    The Kamloops Chamber of Commerce is very pleased to hear the provincial government announce its plan to begin relaxing public health orders and set the conditions for a safe restartng of economic activity in British Columbia.
     
    At the same time, the Chamber encourages all levels of government to consult with local business owners and with the Chamber, to provide timely and relevant advice on reopening. Over the past several weeks, the Chamber has been working closely with its members in addressing their concerns and needs and can offer tremendous insight into our members’ industry specific requirements during this challenging time.
     
    “Our business community has shown tremendous patience and resilience over the past several weeks,” said Kamloops Chamber of Commerce president Tyson Andrykew. “We want to ramp up economic activity while protecting our employees and customers.
     
    Governments and medical authorities need to develop clear and predictable measures that align with other jurisdictions and minimize unintended consequences to give British Columbians the confidence to return to their workplaces and frequent businesses in their communities, said Andrykew
    “Supporting local businesses in opening safely is going to be critical,” Andrykew said.
     
    Part of that support includes providing clear direction to businesses and consumers on what is permissible. For instance, for businesses who wish to re-open, it is necessary to minimize or avoid feeling pressure from either the public or other business owners to remain closed for fear of negative public perception.

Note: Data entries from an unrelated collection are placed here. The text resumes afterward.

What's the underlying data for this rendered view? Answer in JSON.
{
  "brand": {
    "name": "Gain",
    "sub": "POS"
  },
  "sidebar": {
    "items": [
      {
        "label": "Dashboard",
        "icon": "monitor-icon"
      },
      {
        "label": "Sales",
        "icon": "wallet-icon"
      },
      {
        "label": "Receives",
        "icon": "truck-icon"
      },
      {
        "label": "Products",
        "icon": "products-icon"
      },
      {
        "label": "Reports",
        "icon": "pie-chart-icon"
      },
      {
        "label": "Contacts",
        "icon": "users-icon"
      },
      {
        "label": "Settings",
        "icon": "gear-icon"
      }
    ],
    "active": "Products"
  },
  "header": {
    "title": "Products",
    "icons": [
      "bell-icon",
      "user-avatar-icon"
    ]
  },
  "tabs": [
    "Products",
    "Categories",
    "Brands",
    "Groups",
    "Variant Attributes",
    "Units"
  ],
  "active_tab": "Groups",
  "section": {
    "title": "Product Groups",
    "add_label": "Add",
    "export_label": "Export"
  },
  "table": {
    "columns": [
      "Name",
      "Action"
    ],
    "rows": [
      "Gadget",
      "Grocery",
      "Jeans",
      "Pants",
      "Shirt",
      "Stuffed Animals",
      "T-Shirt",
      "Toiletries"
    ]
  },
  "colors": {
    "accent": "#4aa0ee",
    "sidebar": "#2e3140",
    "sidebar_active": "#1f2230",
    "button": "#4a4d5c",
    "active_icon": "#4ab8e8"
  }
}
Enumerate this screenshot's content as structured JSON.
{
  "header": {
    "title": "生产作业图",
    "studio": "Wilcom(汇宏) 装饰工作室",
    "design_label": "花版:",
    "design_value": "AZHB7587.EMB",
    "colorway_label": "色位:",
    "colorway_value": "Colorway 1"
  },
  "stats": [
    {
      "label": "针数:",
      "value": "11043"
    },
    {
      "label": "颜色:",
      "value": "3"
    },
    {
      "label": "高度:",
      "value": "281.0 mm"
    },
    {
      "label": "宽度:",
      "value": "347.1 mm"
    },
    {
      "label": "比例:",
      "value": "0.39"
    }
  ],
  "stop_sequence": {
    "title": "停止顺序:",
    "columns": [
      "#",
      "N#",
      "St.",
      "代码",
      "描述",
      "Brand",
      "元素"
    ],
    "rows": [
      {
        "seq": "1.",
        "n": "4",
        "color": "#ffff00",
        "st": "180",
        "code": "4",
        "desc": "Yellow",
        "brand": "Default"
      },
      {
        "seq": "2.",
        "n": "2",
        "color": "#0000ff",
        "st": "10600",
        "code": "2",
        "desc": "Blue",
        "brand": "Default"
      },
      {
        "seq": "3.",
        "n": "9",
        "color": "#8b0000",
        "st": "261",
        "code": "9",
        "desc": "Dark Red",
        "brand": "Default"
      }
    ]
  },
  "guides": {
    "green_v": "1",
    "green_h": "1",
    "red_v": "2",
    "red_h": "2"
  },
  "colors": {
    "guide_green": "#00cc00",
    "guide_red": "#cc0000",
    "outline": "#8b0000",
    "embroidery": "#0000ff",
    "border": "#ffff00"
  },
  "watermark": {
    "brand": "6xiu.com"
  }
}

    “We heard from some of our members that felt tremendous pressure from customers to go beyond the provincial guidelines in restricting services as the crisis took hold,” said Andrykew. “The province needs to take a leadership role in making sure the public knows what is permitted so businesses do not feel shamed for following the rules.”
     
    The Kamloops Chamber of Commerce specifically endorses the Canadian Chamber of Commerce’s five key considerations to help businesses prepare for reopening the economy:
     
    All hands on deck: Decision-makers need sound advice from a broad set of stakeholders: The
    crisis has shown good policy comes from broad stakeholder input. Success will require advice from civil society, labour, and businesses of all sizes and sectors. The conversations need to start now in a structured manner. We recommend that the government create a task force to provide timely, realworld advice.
     
    Don’t reinvent the wheel: Learn from international best practices: A number of industrialized economies around the world are ahead of Canada on their COVID-19 recovery and have already begun reopening their economies. Canada can draw upon lessons learned from successful and unsuccessful processes in comparable jurisdictions.
     
    Together, apart: Interprovincial alignment: Both in good times and throughout the pandemic, we have seen the effects of misalignment between provinces and territories. Although provinces will reopen at different speeds according to the public health conditions in each region, it is important to align reopening policies and requirements whenever possible to minimize costs and confusion for businesses operating across provincial boundaries. Businesses also need access to personal protective equipment to meet public health requirements in all regions.
     
    From emergency to growth: Policies that maximize recovery: Temporary financial support programs have been crucial to help companies and Canadians stay afloat through the pandemic. However, we must also ensure sustainable public finances. How and when will we transition from existing financial support programs to policies that spark growth and reduce the strain on the public sector? Canada needs a plan to move away from emergency subsidies to a healthy and growing economy.
     
    Back to trade basics: International trade: Canadian businesses rely on the international trade in goods and services. We need to re-establish global supply chains so we can get our businesses running. Although it will take much longer to fully restore international trade movement, businesses need short-term measures to permit movement of cargo and business travellers. Canada needs a trade reboot plan.